Suicide: The New Harvest of GM Cotton

August 1, 2006
Source
IPS - Inter Press Service

By Anuradha Mittal

OAKLAND, Aug 1 2006 (IPS) - Evidence from the fields shows Monsanto's claims about its Bt cotton variety to be spurious, writes Anuradha Mittal, executive director of the Oakland Institute (www.oaklandinstitute.org), a policy thinktank dedicated to creating a space for public participation and democratic debate on key social, economic, environmental and foreign policy issues. In this article, Mittal cites a new study by Cornell University researchers, the first to look at longer-term economic impact of Bt cotton. The study of 481 Chinese farmers in five major cotton-producing provinces found that after seven years of cultivation they had to spray up to 20 times in a growing season to deal with secondary insects, which resulted in a net average income of 8 percent less than conventional cotton farmers. Failure of Bt cotton crops in India resulted in the suicides of an estimated 700 farmers in the Vidarbha region of Maharashtra, between June 1, 2005 and August 9, 2006, to escape debt incurred by buying the expensive GM seed. As Bt cotton continues to jostle for public acceptance, Bt crops have been attacked by 'Lalya' or 'reddening' as well, a disease unseen before which affected Bt more than the non-Bt cotton crop, resulting in 60 percent of farmers in Maharashtra failing to recover costs from their first GM harvest. Genetic engineering and Bt cotton will neither revolutionise the countryside in the developing countries nor improve food security, but a new farm economy based on the principle of food sovereignty and farmers' rights as the centrepiece of the country's economic development model will.
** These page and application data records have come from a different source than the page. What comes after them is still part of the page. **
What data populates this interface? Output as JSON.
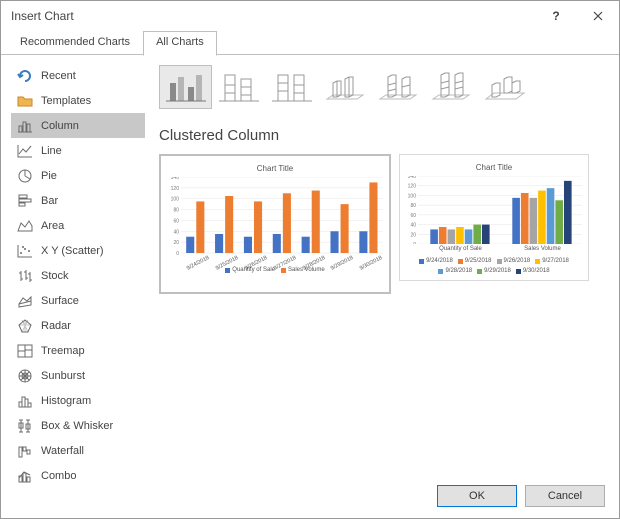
{
  "dialog": {
    "title": "Insert Chart"
  },
  "tabs": {
    "recommended": "Recommended Charts",
    "all": "All Charts"
  },
  "sidebar": {
    "items": [
      {
        "label": "Recent"
      },
      {
        "label": "Templates"
      },
      {
        "label": "Column"
      },
      {
        "label": "Line"
      },
      {
        "label": "Pie"
      },
      {
        "label": "Bar"
      },
      {
        "label": "Area"
      },
      {
        "label": "X Y (Scatter)"
      },
      {
        "label": "Stock"
      },
      {
        "label": "Surface"
      },
      {
        "label": "Radar"
      },
      {
        "label": "Treemap"
      },
      {
        "label": "Sunburst"
      },
      {
        "label": "Histogram"
      },
      {
        "label": "Box & Whisker"
      },
      {
        "label": "Waterfall"
      },
      {
        "label": "Combo"
      }
    ]
  },
  "main": {
    "heading": "Clustered Column",
    "preview1": {
      "title": "Chart Title",
      "legend1": "Quantity of Sale",
      "legend2": "Sales Volume",
      "dates": [
        "9/24/2018",
        "9/25/2018",
        "9/26/2018",
        "9/27/2018",
        "9/28/2018",
        "9/29/2018",
        "9/30/2018"
      ]
    },
    "preview2": {
      "title": "Chart Title",
      "xlabel1": "Quantity of Sale",
      "xlabel2": "Sales Volume",
      "dates": [
        "9/24/2018",
        "9/25/2018",
        "9/26/2018",
        "9/27/2018",
        "9/28/2018",
        "9/29/2018",
        "9/30/2018"
      ]
    }
  },
  "footer": {
    "ok": "OK",
    "cancel": "Cancel"
  },
  "colors": {
    "blue": "#4472c4",
    "orange": "#ed7d31",
    "gray": "#a5a5a5",
    "yellow": "#ffc000",
    "darkblue": "#5b9bd5",
    "green": "#70ad47",
    "navy": "#264478"
  },
  "chart_data": [
    {
      "type": "bar",
      "title": "Chart Title",
      "categories": [
        "9/24/2018",
        "9/25/2018",
        "9/26/2018",
        "9/27/2018",
        "9/28/2018",
        "9/29/2018",
        "9/30/2018"
      ],
      "series": [
        {
          "name": "Quantity of Sale",
          "values": [
            30,
            35,
            30,
            35,
            30,
            40,
            40
          ]
        },
        {
          "name": "Sales Volume",
          "values": [
            95,
            105,
            95,
            110,
            115,
            90,
            130
          ]
        }
      ],
      "ylim": [
        0,
        140
      ],
      "xlabel": "",
      "ylabel": ""
    },
    {
      "type": "bar",
      "title": "Chart Title",
      "groups": [
        "Quantity of Sale",
        "Sales Volume"
      ],
      "categories": [
        "9/24/2018",
        "9/25/2018",
        "9/26/2018",
        "9/27/2018",
        "9/28/2018",
        "9/29/2018",
        "9/30/2018"
      ],
      "series": [
        {
          "name": "Quantity of Sale",
          "values": [
            30,
            35,
            30,
            35,
            30,
            40,
            40
          ]
        },
        {
          "name": "Sales Volume",
          "values": [
            95,
            105,
            95,
            110,
            115,
            90,
            130
          ]
        }
      ],
      "ylim": [
        0,
        140
      ],
      "xlabel": "",
      "ylabel": ""
    }
  ]
}
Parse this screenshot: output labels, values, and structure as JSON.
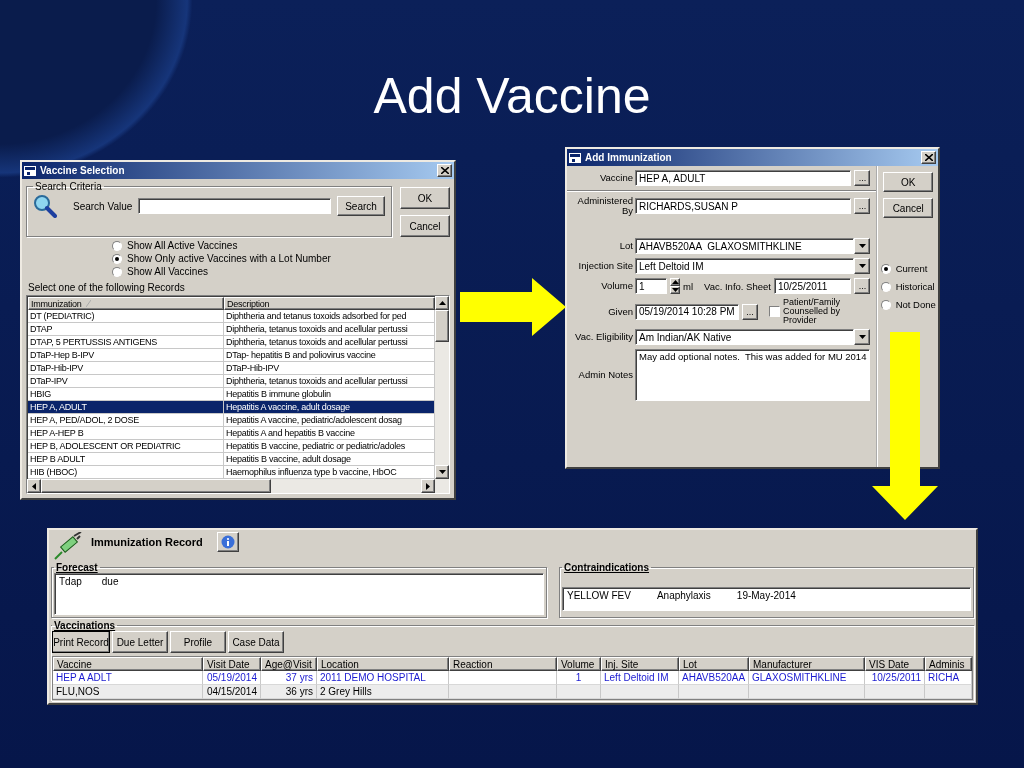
{
  "slide_title": "Add Vaccine",
  "vaccine_selection": {
    "title": "Vaccine Selection",
    "search_group": "Search Criteria",
    "search_label": "Search Value",
    "search_button": "Search",
    "ok_button": "OK",
    "cancel_button": "Cancel",
    "filters": [
      {
        "label": "Show All Active Vaccines",
        "selected": false
      },
      {
        "label": "Show Only active Vaccines with a Lot Number",
        "selected": true
      },
      {
        "label": "Show All Vaccines",
        "selected": false
      }
    ],
    "list_label": "Select one of the following Records",
    "columns": [
      "Immunization",
      "Description"
    ],
    "rows": [
      {
        "immunization": "DT (PEDIATRIC)",
        "description": "Diphtheria and tetanus toxoids adsorbed for ped",
        "selected": false
      },
      {
        "immunization": "DTAP",
        "description": "Diphtheria, tetanus toxoids and acellular pertussi",
        "selected": false
      },
      {
        "immunization": "DTAP, 5 PERTUSSIS ANTIGENS",
        "description": "Diphtheria, tetanus toxoids and acellular pertussi",
        "selected": false
      },
      {
        "immunization": "DTaP-Hep B-IPV",
        "description": "DTap- hepatitis B and poliovirus vaccine",
        "selected": false
      },
      {
        "immunization": "DTaP-Hib-IPV",
        "description": "DTaP-Hib-IPV",
        "selected": false
      },
      {
        "immunization": "DTaP-IPV",
        "description": "Diphtheria, tetanus toxoids and acellular pertussi",
        "selected": false
      },
      {
        "immunization": "HBIG",
        "description": "Hepatitis B immune globulin",
        "selected": false
      },
      {
        "immunization": "HEP A, ADULT",
        "description": "Hepatitis A vaccine, adult dosage",
        "selected": true
      },
      {
        "immunization": "HEP A, PED/ADOL, 2 DOSE",
        "description": "Hepatitis A vaccine, pediatric/adolescent dosag",
        "selected": false
      },
      {
        "immunization": "HEP A-HEP B",
        "description": "Hepatitis A and hepatitis B vaccine",
        "selected": false
      },
      {
        "immunization": "HEP B, ADOLESCENT OR PEDIATRIC",
        "description": "Hepatitis B vaccine, pediatric or pediatric/adoles",
        "selected": false
      },
      {
        "immunization": "HEP B ADULT",
        "description": "Hepatitis B vaccine, adult dosage",
        "selected": false
      },
      {
        "immunization": "HIB (HBOC)",
        "description": "Haemophilus influenza type b vaccine, HbOC",
        "selected": false
      }
    ]
  },
  "add_immunization": {
    "title": "Add Immunization",
    "vaccine": {
      "label": "Vaccine",
      "value": "HEP A, ADULT",
      "browse": "..."
    },
    "administered_by": {
      "label": "Administered By",
      "value": "RICHARDS,SUSAN P",
      "browse": "..."
    },
    "lot": {
      "label": "Lot",
      "value": "AHAVB520AA  GLAXOSMITHKLINE"
    },
    "injection_site": {
      "label": "Injection Site",
      "value": "Left Deltoid IM"
    },
    "volume": {
      "label": "Volume",
      "value": "1",
      "unit": "ml"
    },
    "vis": {
      "label": "Vac. Info. Sheet",
      "value": "10/25/2011",
      "browse": "..."
    },
    "given": {
      "label": "Given",
      "value": "05/19/2014 10:28 PM",
      "browse": "..."
    },
    "counselled": {
      "label": "Patient/Family Counselled by Provider",
      "checked": false
    },
    "eligibility": {
      "label": "Vac. Eligibility",
      "value": "Am Indian/AK Native"
    },
    "notes": {
      "label": "Admin Notes",
      "value": "May add optional notes.  This was added for MU 2014"
    },
    "ok_button": "OK",
    "cancel_button": "Cancel",
    "status": [
      {
        "label": "Current",
        "selected": true
      },
      {
        "label": "Historical",
        "selected": false
      },
      {
        "label": "Not Done",
        "selected": false
      }
    ]
  },
  "immunization_record": {
    "title": "Immunization Record",
    "forecast": {
      "label": "Forecast",
      "items": [
        {
          "vaccine": "Tdap",
          "status": "due"
        }
      ]
    },
    "contraindications": {
      "label": "Contraindications",
      "items": [
        {
          "vaccine": "YELLOW FEV",
          "reaction": "Anaphylaxis",
          "date": "19-May-2014"
        }
      ]
    },
    "vaccinations_label": "Vaccinations",
    "buttons": [
      {
        "label": "Print Record",
        "focused": true
      },
      {
        "label": "Due Letter",
        "focused": false
      },
      {
        "label": "Profile",
        "focused": false
      },
      {
        "label": "Case Data",
        "focused": false
      }
    ],
    "columns": [
      "Vaccine",
      "Visit Date",
      "Age@Visit",
      "Location",
      "Reaction",
      "Volume",
      "Inj. Site",
      "Lot",
      "Manufacturer",
      "VIS Date",
      "Adminis"
    ],
    "rows": [
      {
        "highlighted": true,
        "cells": [
          "HEP A ADLT",
          "05/19/2014",
          "37 yrs",
          "2011 DEMO HOSPITAL",
          null,
          "1",
          "Left Deltoid IM",
          "AHAVB520AA",
          "GLAXOSMITHKLINE",
          "10/25/2011",
          "RICHA"
        ]
      },
      {
        "highlighted": false,
        "cells": [
          "FLU,NOS",
          "04/15/2014",
          "36 yrs",
          "2 Grey Hills",
          null,
          null,
          null,
          null,
          null,
          null,
          null
        ]
      }
    ]
  }
}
Monsanto’s website boasts that 2005 capped a decade in which the ”eager adoption” of technology resulted in the ”planting and harvesting of the billionth cumulative acre of biotech crops”. It goes on to hail the benefits that the technology allegedly provides to farmers: ”increased crop yields, the ability to reduce on-farm chemical use, the opportunity to transition to more environmentally-friendly farming practices, and savings in both time and money”.
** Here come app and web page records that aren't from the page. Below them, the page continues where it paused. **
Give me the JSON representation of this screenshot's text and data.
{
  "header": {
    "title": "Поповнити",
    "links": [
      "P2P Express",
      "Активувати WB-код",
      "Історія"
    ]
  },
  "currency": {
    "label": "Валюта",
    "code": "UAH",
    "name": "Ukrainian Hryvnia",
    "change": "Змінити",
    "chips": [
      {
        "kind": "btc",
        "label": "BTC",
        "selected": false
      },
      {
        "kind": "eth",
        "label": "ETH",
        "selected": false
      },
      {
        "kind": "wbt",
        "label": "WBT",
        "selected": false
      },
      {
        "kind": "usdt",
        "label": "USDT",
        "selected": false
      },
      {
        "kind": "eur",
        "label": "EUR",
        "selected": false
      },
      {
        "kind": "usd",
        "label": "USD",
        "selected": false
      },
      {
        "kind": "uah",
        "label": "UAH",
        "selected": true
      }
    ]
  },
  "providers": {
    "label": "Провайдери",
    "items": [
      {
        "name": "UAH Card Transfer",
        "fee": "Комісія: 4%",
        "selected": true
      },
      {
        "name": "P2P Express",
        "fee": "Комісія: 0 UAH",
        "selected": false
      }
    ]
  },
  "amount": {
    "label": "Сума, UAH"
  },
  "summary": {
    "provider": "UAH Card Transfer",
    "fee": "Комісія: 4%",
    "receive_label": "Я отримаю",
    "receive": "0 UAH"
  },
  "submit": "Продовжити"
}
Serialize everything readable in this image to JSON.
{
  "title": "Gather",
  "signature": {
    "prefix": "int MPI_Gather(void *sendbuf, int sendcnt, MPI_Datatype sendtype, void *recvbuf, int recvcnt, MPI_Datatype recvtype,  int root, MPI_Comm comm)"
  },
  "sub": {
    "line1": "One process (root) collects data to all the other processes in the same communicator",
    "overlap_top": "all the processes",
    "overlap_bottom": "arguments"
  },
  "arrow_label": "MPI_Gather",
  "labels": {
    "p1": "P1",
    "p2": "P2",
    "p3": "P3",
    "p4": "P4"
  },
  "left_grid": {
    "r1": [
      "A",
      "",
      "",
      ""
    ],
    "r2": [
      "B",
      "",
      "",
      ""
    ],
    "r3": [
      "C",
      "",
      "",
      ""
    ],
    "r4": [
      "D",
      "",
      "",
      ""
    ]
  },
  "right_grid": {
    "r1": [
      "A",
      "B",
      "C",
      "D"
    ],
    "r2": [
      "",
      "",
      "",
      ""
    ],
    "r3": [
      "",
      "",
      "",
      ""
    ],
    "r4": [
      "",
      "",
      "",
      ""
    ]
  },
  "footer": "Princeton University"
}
This fits in well with the industry’s public relations exercise of preventing debate by creating a false sense of need. The key arguments used in this pro-industry publicity blitz are green washing –”biotech will create a world free of pesticides”- and poor washing –”We must accept genetic engineering to increase yields, reduce costs, and improve livelihoods of farmers.”
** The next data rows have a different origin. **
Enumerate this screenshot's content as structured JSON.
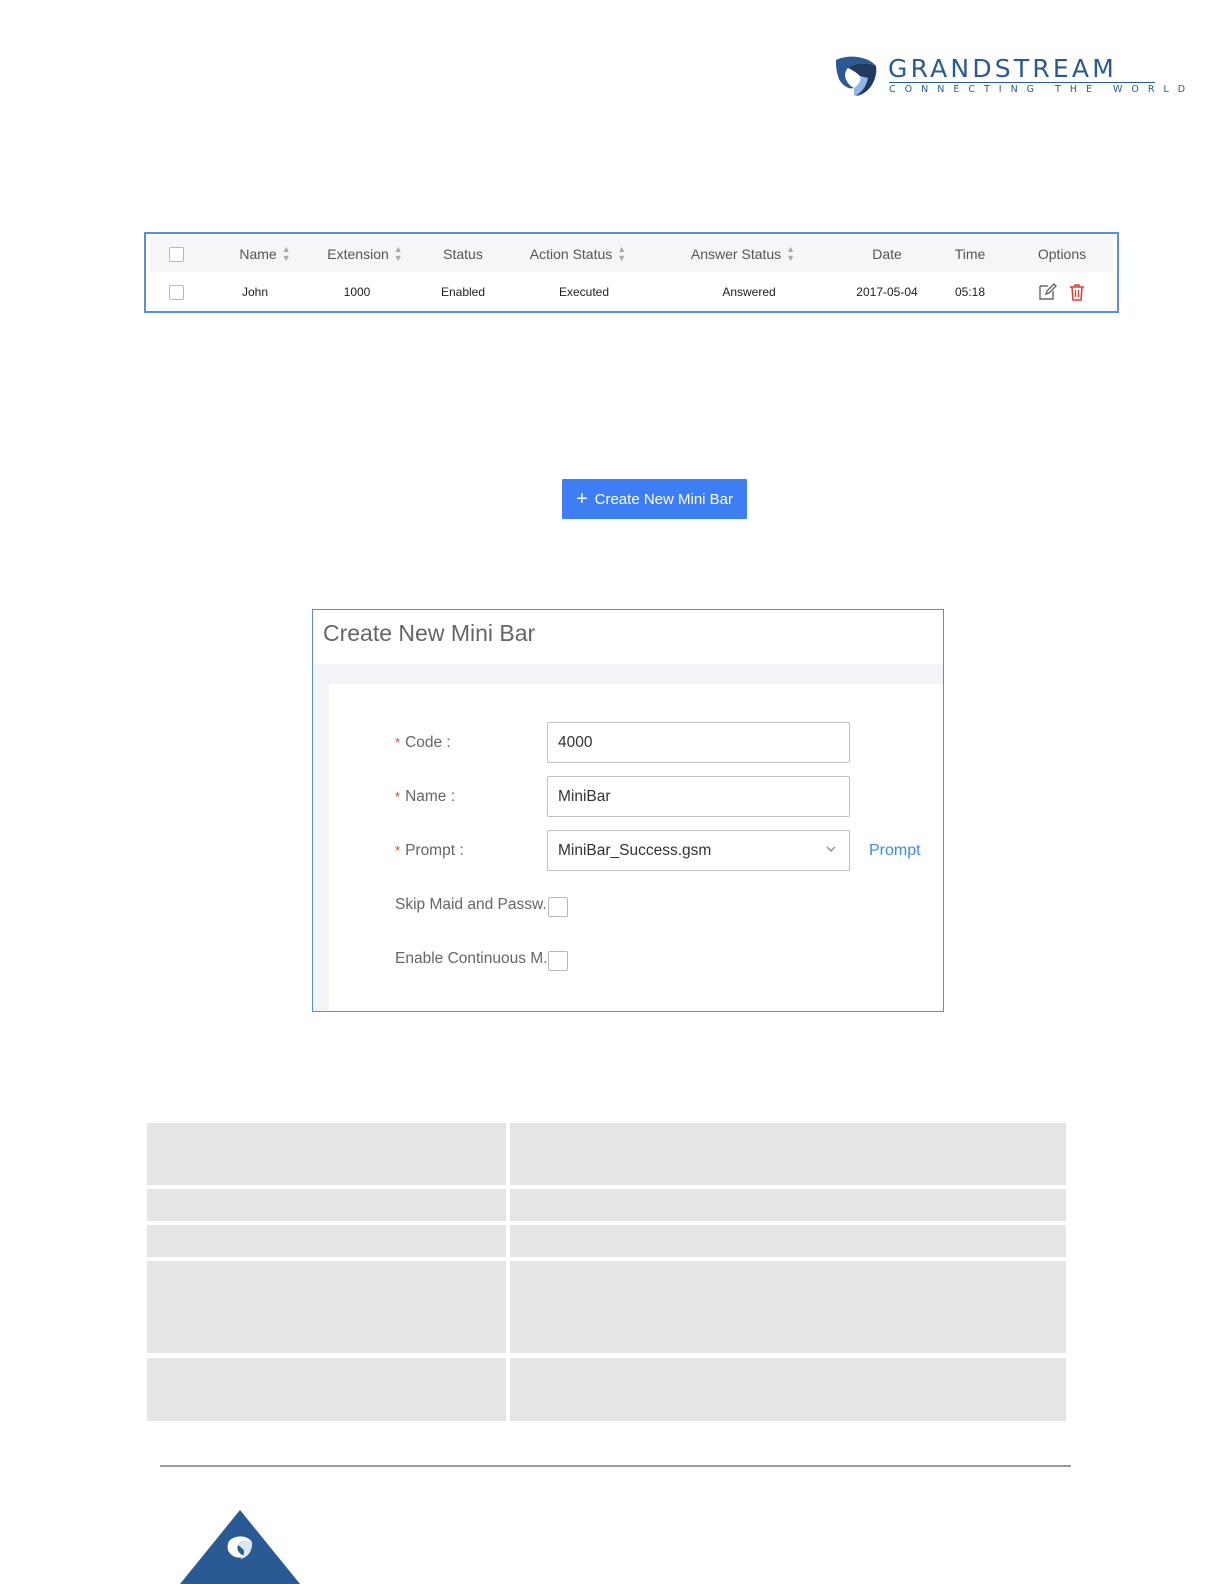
{
  "brand": {
    "name": "GRANDSTREAM",
    "tagline": "CONNECTING THE WORLD",
    "color": "#2a5a93"
  },
  "record_table": {
    "columns": [
      "Name",
      "Extension",
      "Status",
      "Action Status",
      "Answer Status",
      "Date",
      "Time",
      "Options"
    ],
    "rows": [
      {
        "name": "John",
        "extension": "1000",
        "status": "Enabled",
        "action_status": "Executed",
        "answer_status": "Answered",
        "date": "2017-05-04",
        "time": "05:18"
      }
    ],
    "icons": {
      "edit": "edit-icon",
      "delete": "trash-icon"
    },
    "delete_color": "#e53935"
  },
  "create_button": {
    "label": "Create New Mini Bar",
    "icon": "plus-icon",
    "color": "#3e7ef5"
  },
  "dialog": {
    "title": "Create New Mini Bar",
    "fields": {
      "code": {
        "label": "Code :",
        "value": "4000",
        "required": true
      },
      "name": {
        "label": "Name :",
        "value": "MiniBar",
        "required": true
      },
      "prompt": {
        "label": "Prompt :",
        "value": "MiniBar_Success.gsm",
        "required": true,
        "link": "Prompt"
      },
      "skip_maid": {
        "label": "Skip Maid and Passw...",
        "checked": false
      },
      "continuous": {
        "label": "Enable Continuous M...",
        "checked": false
      }
    },
    "required_marker": "*"
  },
  "footer": {
    "logo": "grandstream-logo-icon"
  }
}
Evidence from the fields, however, shows these claims to be spurious. A new study by Cornell University researchers, the first to look at longer-term economic impact of Bt cotton, concluded that the Chinese cotton growers who were among the first farmers worldwide to plant Bt cotton –which is inserted with the Bacillus Thuringiensis gene to produce lethal toxins against bollworms– are seeing their profits disappear. A study of 481 Chinese farmers in five major cotton-producing provinces found that after seven years of cultivation they had to spray up to 20 times in a growing season to deal with secondary insects, which resulted in a net average income of 8 percent less than conventional cotton farmers because Bt seed is triple the cost of conventional seed. The researchers stressed that this could become a major threat in countries where Bt cotton has been widely planted.